◆ Assigned task ◆
The reply must repeat each entry exactly and contain no pictures.

*** Source data ***

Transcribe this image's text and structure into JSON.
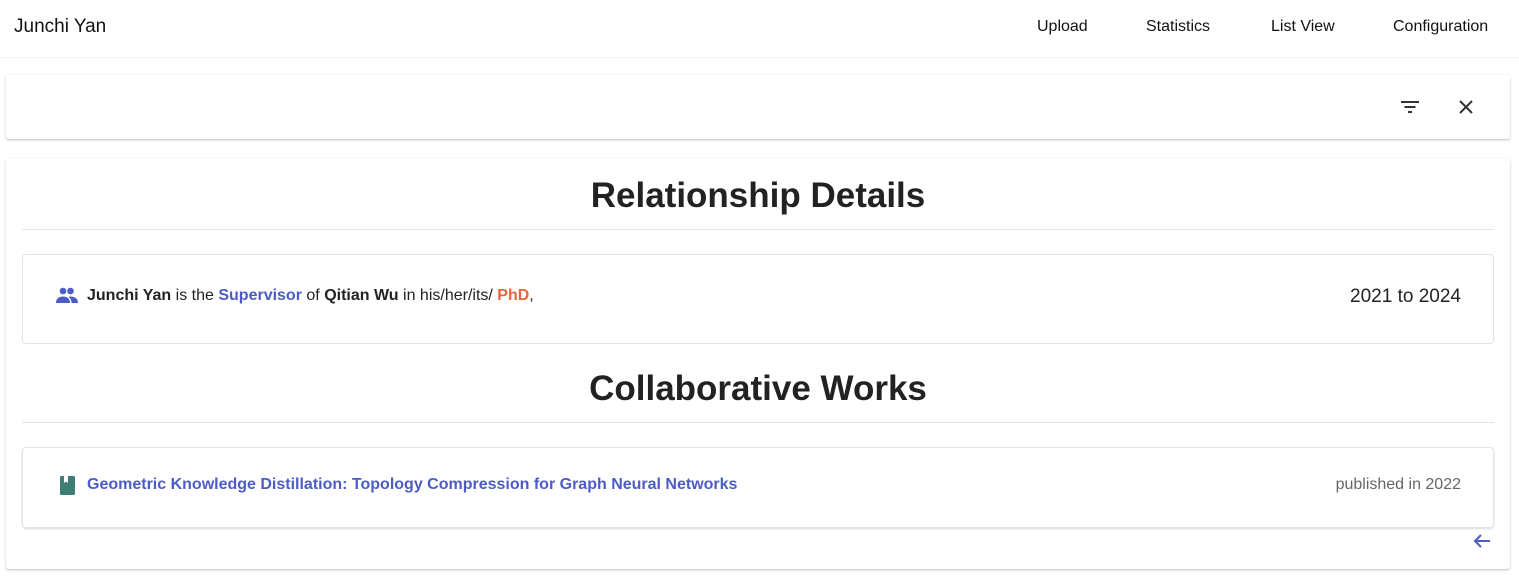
{
  "header": {
    "brand": "Junchi Yan",
    "nav": [
      {
        "label": "Upload"
      },
      {
        "label": "Statistics"
      },
      {
        "label": "List View"
      },
      {
        "label": "Configuration"
      }
    ]
  },
  "toolbar": {
    "filter_icon": "filter-list-icon",
    "close_icon": "close-icon"
  },
  "relationship": {
    "section_title": "Relationship Details",
    "icon": "people-icon",
    "subject": "Junchi Yan",
    "is_the": "is the",
    "role": "Supervisor",
    "of": "of",
    "object": "Qitian Wu",
    "in": "in his/her/its/",
    "degree": "PhD",
    "trailing": ",",
    "years": "2021 to 2024"
  },
  "works": {
    "section_title": "Collaborative Works",
    "items": [
      {
        "icon": "book-icon",
        "title": "Geometric Knowledge Distillation: Topology Compression for Graph Neural Networks",
        "published": "published in 2022"
      }
    ]
  },
  "footer": {
    "back_icon": "arrow-back-icon"
  },
  "colors": {
    "link": "#4c5cc4",
    "degree": "#e8653a",
    "book_icon": "#3d7d74"
  }
}
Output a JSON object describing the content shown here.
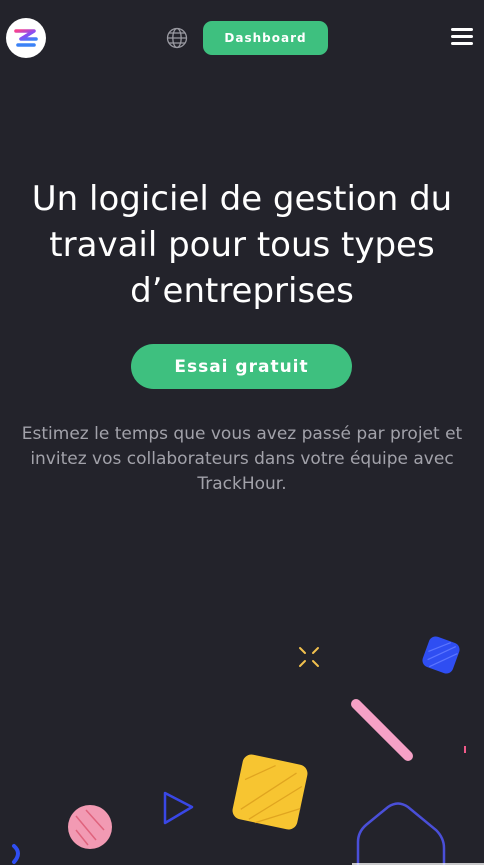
{
  "header": {
    "logo_icon": "trackhour-logo-icon",
    "language_icon": "globe-icon",
    "dashboard_label": "Dashboard",
    "menu_icon": "hamburger-menu-icon"
  },
  "hero": {
    "title": "Un logiciel de gestion du travail pour tous types d’entreprises",
    "cta_label": "Essai gratuit",
    "subtitle": "Estimez le temps que vous avez passé par projet et invitez vos collaborateurs dans votre équipe avec TrackHour."
  },
  "colors": {
    "background": "#23232b",
    "accent_green": "#3ec07f",
    "text_muted": "#a2a2aa"
  }
}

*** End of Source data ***

◆ Answer space ◆
Transcribe this image's text and structure into JSON.
{
  "header": {
    "brand": "Junchi Yan",
    "nav": [
      {
        "label": "Upload"
      },
      {
        "label": "Statistics"
      },
      {
        "label": "List View"
      },
      {
        "label": "Configuration"
      }
    ]
  },
  "toolbar": {
    "filter_icon": "filter-list-icon",
    "close_icon": "close-icon"
  },
  "relationship": {
    "section_title": "Relationship Details",
    "icon": "people-icon",
    "subject": "Junchi Yan",
    "is_the": "is the",
    "role": "Supervisor",
    "of": "of",
    "object": "Qitian Wu",
    "in": "in his/her/its/",
    "degree": "PhD",
    "trailing": ",",
    "years": "2021 to 2024"
  },
  "works": {
    "section_title": "Collaborative Works",
    "items": [
      {
        "icon": "book-icon",
        "title": "Geometric Knowledge Distillation: Topology Compression for Graph Neural Networks",
        "published": "published in 2022"
      }
    ]
  },
  "footer": {
    "back_icon": "arrow-back-icon"
  },
  "colors": {
    "link": "#4c5cc4",
    "degree": "#e8653a",
    "book_icon": "#3d7d74"
  }
}
Output a JSON object describing the content shown here.
{
  "header": {
    "logo_icon": "trackhour-logo-icon",
    "language_icon": "globe-icon",
    "dashboard_label": "Dashboard",
    "menu_icon": "hamburger-menu-icon"
  },
  "hero": {
    "title": "Un logiciel de gestion du travail pour tous types d’entreprises",
    "cta_label": "Essai gratuit",
    "subtitle": "Estimez le temps que vous avez passé par projet et invitez vos collaborateurs dans votre équipe avec TrackHour."
  },
  "colors": {
    "background": "#23232b",
    "accent_green": "#3ec07f",
    "text_muted": "#a2a2aa"
  }
}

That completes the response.